I stumbled randomly across Gunslinger Girl in my post-Shigurui frustration with samurai/sword-slashing anime and ended up really enjoying this creepy and yet strangely fascinating anime about brainwashed little girls turned into cyborg assassins.
The two 13-episode seasons of this anime series are set in Italy, where the government-run Social Welfare Agency, under the guise of caring for young children, takes the hopeless cases, gives them cybernetic implants, and then brainwashes ("conditions") and trains them into killers to do the government's dirty work. Throughout the two seasons, the gov't fights and kills a whole bunch of terrorists and their various factions. The girls go on a bunch of missions and shoot up bad guys with different types of guns. But that part of the show was always the least interesting to me. The most interesting things in the show are character-driven.
The best part of the show for me was its characters and their relationships with each other. Each girl is paired with a male handler, and the pair form a fratelo, Italian for siblings. The girls are brainwashed to look up to and obey their handler and to protect their handler at all costs. It's a little creepy, but it's enormously interesting to watch. The first series focuses on 6 different girls and their handlers, and very different they are. Each pair's relationship has a completely different dynamic, and it is fascinating to watch all the characters interact while they are committing heinous acts of violence against terrorists.

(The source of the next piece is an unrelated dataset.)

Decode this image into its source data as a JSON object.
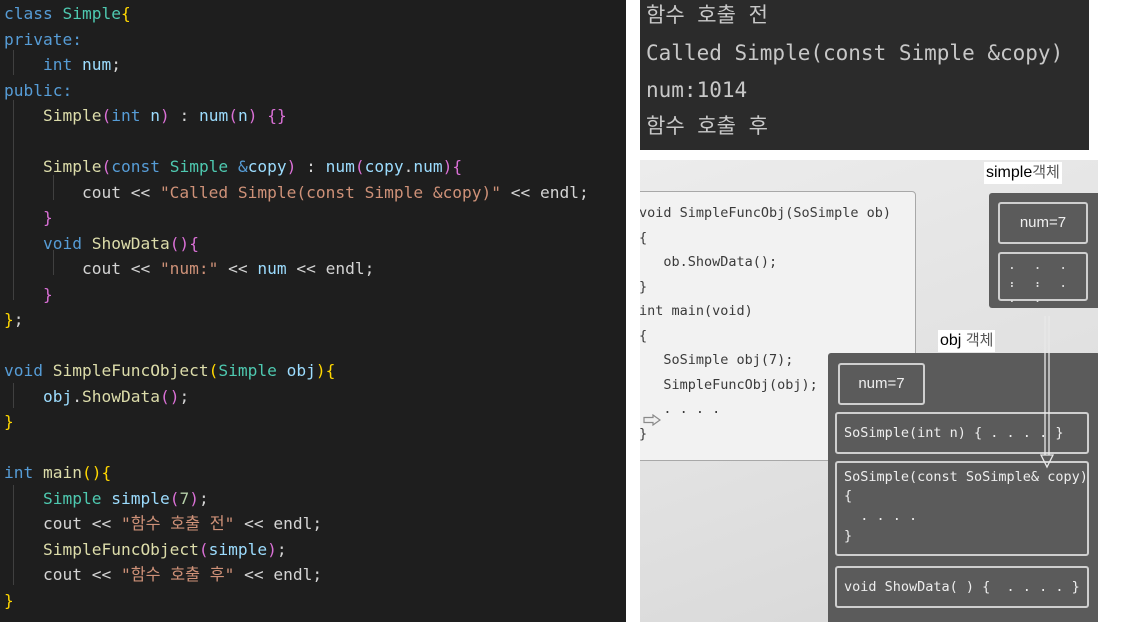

The second series, Il Teatrino, also fleshes out some "bad guy" characters, including a pair of explosives experts and a boy assassin named Pinocchio. I love it when shows humanize the "bad guys" and feel that Il Teatrino does it extremely well. All that character work made the climactic fight at the end of series two all the more gripping, because I at least wasn't quite sure who I was cheering for...

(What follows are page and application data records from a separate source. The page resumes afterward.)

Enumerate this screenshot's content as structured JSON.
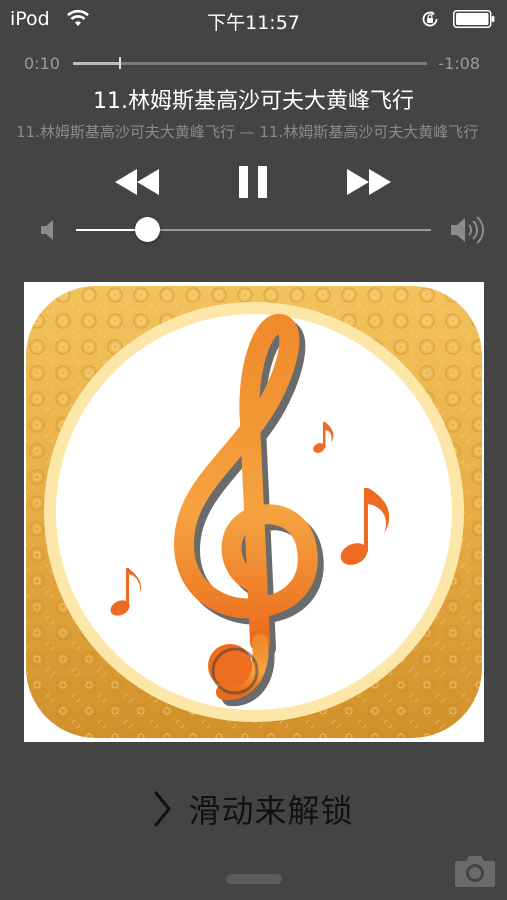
{
  "status_bar": {
    "device": "iPod",
    "time": "下午11:57",
    "wifi_icon": "wifi-icon",
    "lock_icon": "rotation-lock-icon",
    "battery_icon": "battery-full-icon"
  },
  "player": {
    "elapsed": "0:10",
    "remaining": "-1:08",
    "progress_fraction": 0.13,
    "title": "11.林姆斯基高沙可夫大黄峰飞行",
    "subtitle": "11.林姆斯基高沙可夫大黄峰飞行 — 11.林姆斯基高沙可夫大黄峰飞行",
    "controls": {
      "previous_icon": "rewind-icon",
      "pause_icon": "pause-icon",
      "next_icon": "fast-forward-icon"
    },
    "volume": {
      "level_fraction": 0.2,
      "low_icon": "volume-low-icon",
      "high_icon": "volume-high-icon"
    },
    "artwork_icon": "treble-clef-music-icon"
  },
  "lock_screen": {
    "unlock_text": "滑动来解锁",
    "camera_icon": "camera-icon"
  },
  "colors": {
    "background": "#444444",
    "text": "#ffffff",
    "secondary_text": "#9a9a9a",
    "artwork_gold": "#e2a93f",
    "clef_orange": "#ef7d1f"
  }
}
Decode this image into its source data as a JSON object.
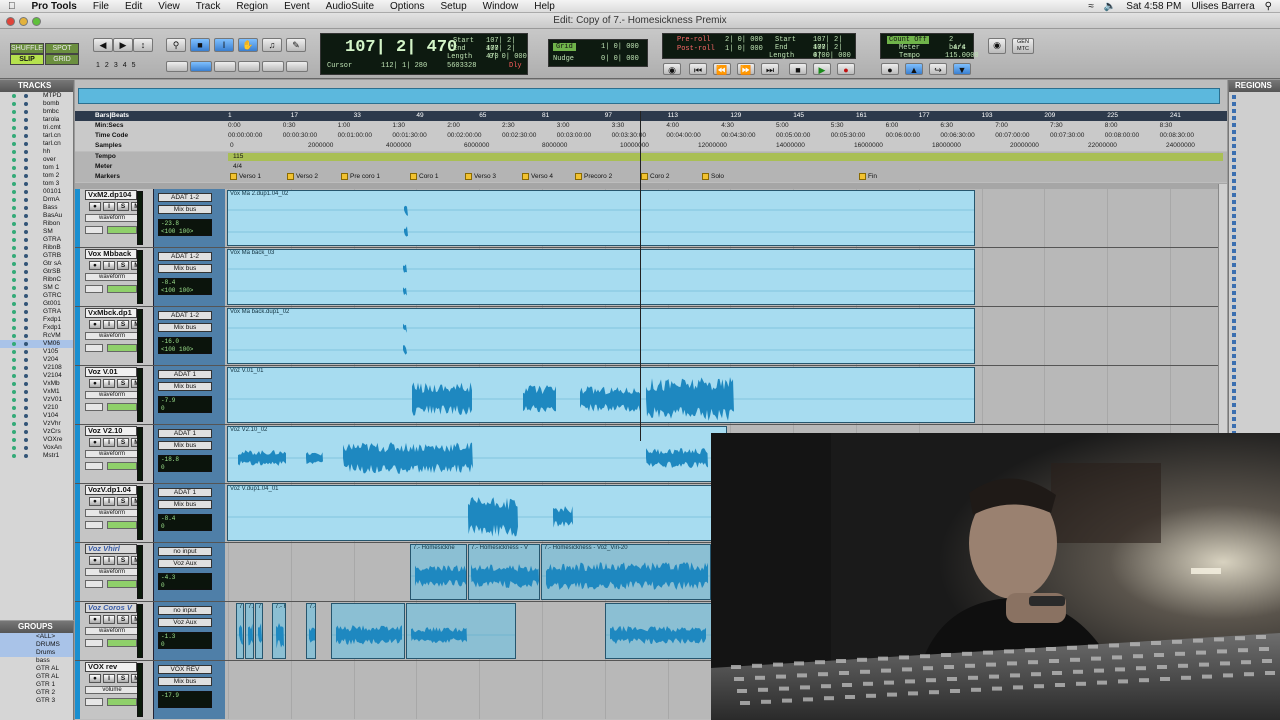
{
  "menubar": {
    "app_name": "Pro Tools",
    "items": [
      "File",
      "Edit",
      "View",
      "Track",
      "Region",
      "Event",
      "AudioSuite",
      "Options",
      "Setup",
      "Window",
      "Help"
    ],
    "clock": "Sat 4:58 PM",
    "user": "Ulises Barrera"
  },
  "window": {
    "title": "Edit: Copy of 7.- Homesickness Premix"
  },
  "toolbar": {
    "modes": [
      "SHUFFLE",
      "SPOT",
      "SLIP",
      "GRID"
    ],
    "zoom_presets": [
      "1",
      "2",
      "3",
      "4",
      "5"
    ],
    "main_counter": "107| 2| 470",
    "cursor_label": "Cursor",
    "cursor_value": "112| 1| 280",
    "sample_value": "5603328",
    "dly_label": "Dly",
    "start_label": "Start",
    "start_value": "107| 2| 470",
    "end_label": "End",
    "end_value": "107| 2| 470",
    "length_label": "Length",
    "length_value": "0| 0| 000",
    "grid_label": "Grid",
    "grid_value": "1| 0| 000",
    "nudge_label": "Nudge",
    "nudge_value": "0| 0| 000",
    "preroll_label": "Pre-roll",
    "preroll_value": "2| 0| 000",
    "postroll_label": "Post-roll",
    "postroll_value": "1| 0| 000",
    "t_start_label": "Start",
    "t_start_value": "107| 2| 470",
    "t_end_label": "End",
    "t_end_value": "107| 2| 470",
    "t_length_label": "Length",
    "t_length_value": "0| 0| 000",
    "countoff_label": "Count Off",
    "countoff_value": "2 bars",
    "meter_label": "Meter",
    "meter_value": "4/4",
    "tempo_label": "Tempo",
    "tempo_value": "115.0000",
    "gen_mtc": "GEN MTC"
  },
  "tracks_panel": {
    "title": "TRACKS",
    "names": [
      "MTPD",
      "bomb",
      "bmbc",
      "tarola",
      "tri.cmt",
      "tarl.cn",
      "tarl.cn",
      "hh",
      "over",
      "tom 1",
      "tom 2",
      "tom 3",
      "00101",
      "DrmA",
      "Bass",
      "BasAu",
      "Ribon",
      "SM",
      "GTRA",
      "RibnB",
      "GTRB",
      "Gtr sA",
      "GtrSB",
      "RibnC",
      "SM C",
      "GTRC",
      "Gt001",
      "GTRA",
      "Fxdp1",
      "Fxdp1",
      "RcVM",
      "VM06",
      "V105",
      "V204",
      "V2108",
      "V2104",
      "VxMb",
      "VxM1",
      "VzV01",
      "V210",
      "V104",
      "VzVhr",
      "VzCrs",
      "VOXre",
      "VoxAn",
      "Mstr1"
    ]
  },
  "groups_panel": {
    "title": "GROUPS",
    "names": [
      "<ALL>",
      "DRUMS",
      "Drums",
      "bass",
      "GTR AL",
      "GTR AL",
      "GTR 1",
      "GTR 2",
      "GTR 3"
    ]
  },
  "regions_panel": {
    "title": "REGIONS"
  },
  "rulers": {
    "labels": [
      "Bars|Beats",
      "Min:Secs",
      "Time Code",
      "Samples",
      "Tempo",
      "Meter",
      "Markers"
    ],
    "bars": [
      "1",
      "17",
      "33",
      "49",
      "65",
      "81",
      "97",
      "113",
      "129",
      "145",
      "161",
      "177",
      "193",
      "209",
      "225",
      "241"
    ],
    "minsecs": [
      "0:00",
      "0:30",
      "1:00",
      "1:30",
      "2:00",
      "2:30",
      "3:00",
      "3:30",
      "4:00",
      "4:30",
      "5:00",
      "5:30",
      "6:00",
      "6:30",
      "7:00",
      "7:30",
      "8:00",
      "8:30"
    ],
    "timecode": [
      "00:00:00:00",
      "00:00:30:00",
      "00:01:00:00",
      "00:01:30:00",
      "00:02:00:00",
      "00:02:30:00",
      "00:03:00:00",
      "00:03:30:00",
      "00:04:00:00",
      "00:04:30:00",
      "00:05:00:00",
      "00:05:30:00",
      "00:06:00:00",
      "00:06:30:00",
      "00:07:00:00",
      "00:07:30:00",
      "00:08:00:00",
      "00:08:30:00"
    ],
    "samples": [
      "0",
      "2000000",
      "4000000",
      "6000000",
      "8000000",
      "10000000",
      "12000000",
      "14000000",
      "16000000",
      "18000000",
      "20000000",
      "22000000",
      "24000000"
    ],
    "tempo_value": "115",
    "meter_value": "4/4",
    "markers": [
      "Verso 1",
      "Verso 2",
      "Pre coro 1",
      "Coro 1",
      "Verso 3",
      "Verso 4",
      "Precoro 2",
      "Coro 2",
      "Solo",
      "Fin"
    ]
  },
  "tracks": [
    {
      "name": "VxM2.dp104",
      "inactive": false,
      "input": "ADAT 1-2",
      "output": "Mix bus",
      "view": "waveform",
      "vol": "-23.8",
      "pan": "<100  100>",
      "pan_label": "",
      "regions": [
        {
          "name": "Vox Ma 2.dup1.04_02"
        }
      ]
    },
    {
      "name": "Vox Mbback",
      "inactive": false,
      "input": "ADAT 1-2",
      "output": "Mix bus",
      "view": "waveform",
      "vol": "-8.4",
      "pan": "<100  100>",
      "pan_label": "",
      "regions": [
        {
          "name": "Vox Ma back_03"
        }
      ]
    },
    {
      "name": "VxMbck.dp1",
      "inactive": false,
      "input": "ADAT 1-2",
      "output": "Mix bus",
      "view": "waveform",
      "vol": "-16.0",
      "pan": "<100  100>",
      "pan_label": "",
      "regions": [
        {
          "name": "Vox Ma back.dup1_02"
        }
      ]
    },
    {
      "name": "Voz V.01",
      "inactive": false,
      "input": "ADAT 1",
      "output": "Mix bus",
      "view": "waveform",
      "vol": "-7.9",
      "pan": "0",
      "pan_label": "pan",
      "regions": [
        {
          "name": "Voz V.01_01"
        }
      ]
    },
    {
      "name": "Voz V2.10",
      "inactive": false,
      "input": "ADAT 1",
      "output": "Mix bus",
      "view": "waveform",
      "vol": "-18.8",
      "pan": "0",
      "pan_label": "pan",
      "regions": [
        {
          "name": "Voz V2.10_02"
        }
      ]
    },
    {
      "name": "VozV.dp1.04",
      "inactive": false,
      "input": "ADAT 1",
      "output": "Mix bus",
      "view": "waveform",
      "vol": "-8.4",
      "pan": "0",
      "pan_label": "pan",
      "regions": [
        {
          "name": "Voz V.dup1.04_01"
        }
      ]
    },
    {
      "name": "Voz Vhirl",
      "inactive": true,
      "input": "no input",
      "output": "Voz Aux",
      "view": "waveform",
      "vol": "-4.3",
      "pan": "0",
      "pan_label": "pan",
      "regions": [
        {
          "name": "7.- Homesickne"
        },
        {
          "name": "7.- Homesickness - V"
        },
        {
          "name": "7.- Homesickness - Voz_Viri-20"
        }
      ]
    },
    {
      "name": "Voz Coros V",
      "inactive": true,
      "input": "no input",
      "output": "Voz Aux",
      "view": "waveform",
      "vol": "-1.3",
      "pan": "0",
      "pan_label": "pan",
      "regions": [
        {
          "name": "7"
        },
        {
          "name": "7.-"
        },
        {
          "name": "7.- Homesickness - V"
        },
        {
          "name": "7.- Homesickness - Voz_Coros V"
        },
        {
          "name": "7.- Homesickness - Voz_Coros"
        }
      ]
    },
    {
      "name": "VOX rev",
      "inactive": false,
      "input": "VOX REV",
      "output": "Mix bus",
      "view": "volume",
      "vol": "-17.9",
      "pan": "",
      "pan_label": "",
      "regions": []
    }
  ],
  "colors": {
    "accent": "#1a8fd0",
    "region": "#a7dcf0",
    "waveform": "#1e88c0",
    "universe": "#5cb8dd",
    "marker": "#f2c230"
  }
}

I really enjoyed the coloring and animation of this show in its first season, which featured dark, subdued colors. In the second series, Il Teatrino, the show gets uncomfortably brighter and much more colorful, and the character designs get changed for the worse, which I'll discuss below. The action sequences were ... fine. I don't really have much of an opinion about that: for me, guns are a lot less interesting to watch than swords. Then again, the action scenes aren't what make this anime worth watching, so I didn't really care.

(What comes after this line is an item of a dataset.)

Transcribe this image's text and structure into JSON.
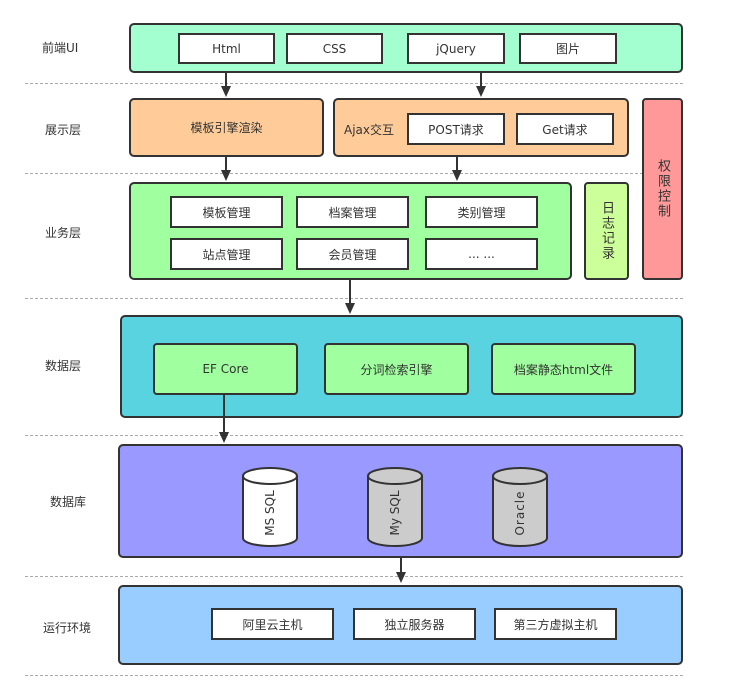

SERIES 1 V. SERIES 2 (Il Teatrino)
This review points out that some of my gripes with the second series of Gunslinger Girl. The brightened colors and redesigned characters really bothered me. For example, the redesigned Jose looked... just like the redesigned Hiltshire. (Why do all the male characters look and sound alike?) I also largely agree with that reviewer's complaint that the second series lost the beautiful nuance and subtlety of the first series. The viewer definitely got beaten over the head with the girls' affection for their handlers, and the affection definitely got, well, um, creepier.
Another thing that bothered me was the return of Angelica, one of the cyborgs, in series two. I thought she had died at the end of series one (in a great and poignant final episode), though to be fair I guess the show left it ambiguous. Even if they didn't have to have her die, though, I thought they should have. The Angelica of series two was annoying and uninteresting, and I thought it would have been much more interesting if she had died. Apparently she does die in the manga; I'm very curious about the effect her death will have on both her handler and the other girls (and their handlers). Since the anime wasn't gutsy enough to explore this, though, I guess I'll have to actually read manga to find out...
Still, gripes aside, I thought the character work on Franco, Flanca, and Pinocchio (some of the so-called bad guys) in Il Teatrino was really excellent, so on the whole I still really enjoyed the season.
I was pleasantly surprised by this anime. The premise sounded uninteresting, not to mention kind of gross and amoral, and it seemed like it was just going to be a bang-bang shoot 'em up anime that exploited the little-girls-as-killers motif. But despite the random and not-that-compelling plot and political backdrop, the heavy emphasis on characterization and relationships really made this anime enjoyable.